They’re called, “Military Brats,” somewhat derisively. To some outside the military lifestyle, kids who often have to move with their parents from duty station to duty station, and therefore school to school, cannot possibly be getting everything they need from their childhood. Those who have grown up in a military family, however, can attest to some key strengths that kids growing up in a military household tend to develop more quickly and keenly than their civilian-household counterparts. Here are five examples:
A Cosmopolitan Nature
When she’s twenty-one, your daughter may be sitting in a European history class in college, explaining to her peers how you took her through the Brandenburg Gate. Your son may explain to his world literature class how the parchment looked on the 1500-year-old haikus he saw displayed in the art museum in Okinawa.
It has long been known by those who travel that traveling broadens the mind and opens us up to new perspectives on life – something that those who do not travel may never discover.
And all of this is compounded when you consider the opportunities military children have to learn many different languages!

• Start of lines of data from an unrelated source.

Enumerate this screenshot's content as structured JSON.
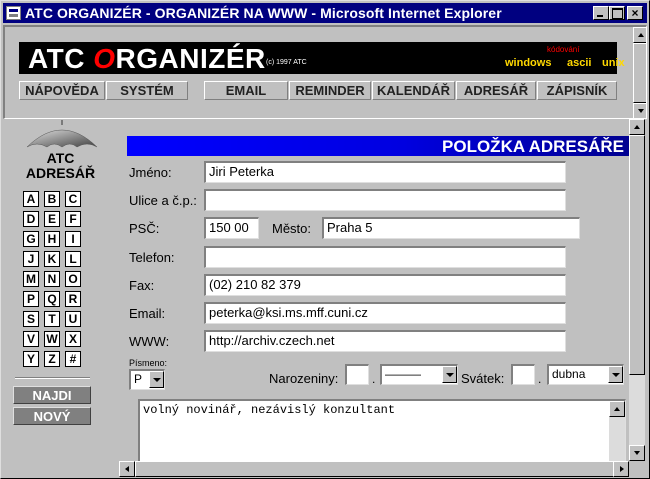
{
  "window": {
    "title": "ATC ORGANIZÉR - ORGANIZÉR NA WWW - Microsoft Internet Explorer",
    "close_glyph": "×"
  },
  "banner": {
    "title_prefix": "ATC ",
    "title_red": "O",
    "title_suffix": "RGANIZÉR",
    "copyright": "(c) 1997 ATC",
    "encoding_label": "kódování",
    "encodings": [
      "windows",
      "ascii",
      "unix"
    ]
  },
  "nav": [
    "NÁPOVĚDA",
    "SYSTÉM",
    "EMAIL",
    "REMINDER",
    "KALENDÁŘ",
    "ADRESÁŘ",
    "ZÁPISNÍK"
  ],
  "sidebar": {
    "logo_line1": "ATC",
    "logo_line2": "ADRESÁŘ",
    "letters": [
      "A",
      "B",
      "C",
      "D",
      "E",
      "F",
      "G",
      "H",
      "I",
      "J",
      "K",
      "L",
      "M",
      "N",
      "O",
      "P",
      "Q",
      "R",
      "S",
      "T",
      "U",
      "V",
      "W",
      "X",
      "Y",
      "Z",
      "#"
    ],
    "search_button": "NAJDI",
    "new_button": "NOVÝ"
  },
  "form": {
    "header": "POLOŽKA ADRESÁŘE",
    "labels": {
      "name": "Jméno:",
      "street": "Ulice a č.p.:",
      "zip": "PSČ:",
      "city": "Město:",
      "phone": "Telefon:",
      "fax": "Fax:",
      "email": "Email:",
      "www": "WWW:",
      "letter": "Písmeno:",
      "birthday": "Narozeniny:",
      "nameday": "Svátek:"
    },
    "values": {
      "name": "Jiri Peterka",
      "street": "",
      "zip": "150 00",
      "city": "Praha 5",
      "phone": "",
      "fax": "(02) 210 82 379",
      "email": "peterka@ksi.ms.mff.cuni.cz",
      "www": "http://archiv.czech.net",
      "letter": "P",
      "birthday_day": "",
      "birthday_month": "———",
      "nameday_day": "",
      "nameday_month": "dubna",
      "note": "volný novinář, nezávislý konzultant"
    },
    "dot": "."
  }
}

The opportunity to learn and expand horizons is endless. Giving your children an early appreciation for the world is a huge benefit of military lifestyle.
Improvisation and Flexibility
A military family must be flexible. As adults, it can often be hard for people to “learn” to be flexible, but military kids are taught flexibility right out of the womb. It’s hard to get rigidly entrenched in a set of habits if your life circumstances don’t stay constant long enough for you to do so. The result is that military kids are more easily adapted to new and potentially stressful situations because they’ve been conditioned to be so resilient and adaptive – it’s all they know. This makes military children very skilled at coming up with creative solutions and improvising in tough or challenging situations.
Fortitude and Maturity
Nobody likes dealing with hardships, but as the old saying goes, that which doesn’t kill you can only make you stronger. Military kids have to deal with difficult situations often – like separation from family and friends, general uncertainties, and other concerns that other kids their age may not be facing. With the right support (and the right support is out there), your children can come away from these situations with a new sense of toughness and fortitude, as well as maturity.
Community and Social Skills
When you move from school to school, you need to learn how to make new friends quickly. This translates into the ability to navigate complicated social situations later in life with ease. Now, instead of being nervous when your son’s boss asks him to a holiday cocktail party, he’ll be confident, knowing that he can walk into just about any room and find someone to talk to.
Similarly, the military is its own tight-knit community, and military kids themselves often share a unique bond with one another.
A Sense of Civic Duty and a Commitment to Service
Children get their values from their parents. Now, while those values may change over time, their roots are often with us for life. Children of military parents see examples every day of people who wake up every morning and sacrifice for their family, their community, their branch of service and comrades in arms, and their country. Those children see first-hand the necessity of civic virtue, and of placing, as the Air Force’s Core Value states, “Service Before Self.”
So then, while growing up in a military family does have its challenges, it’s clear that there are also many benefits as well. Your child is a part of a very large community that takes care of its own and will develop some great character traits as he or she grows up as a “military brat.”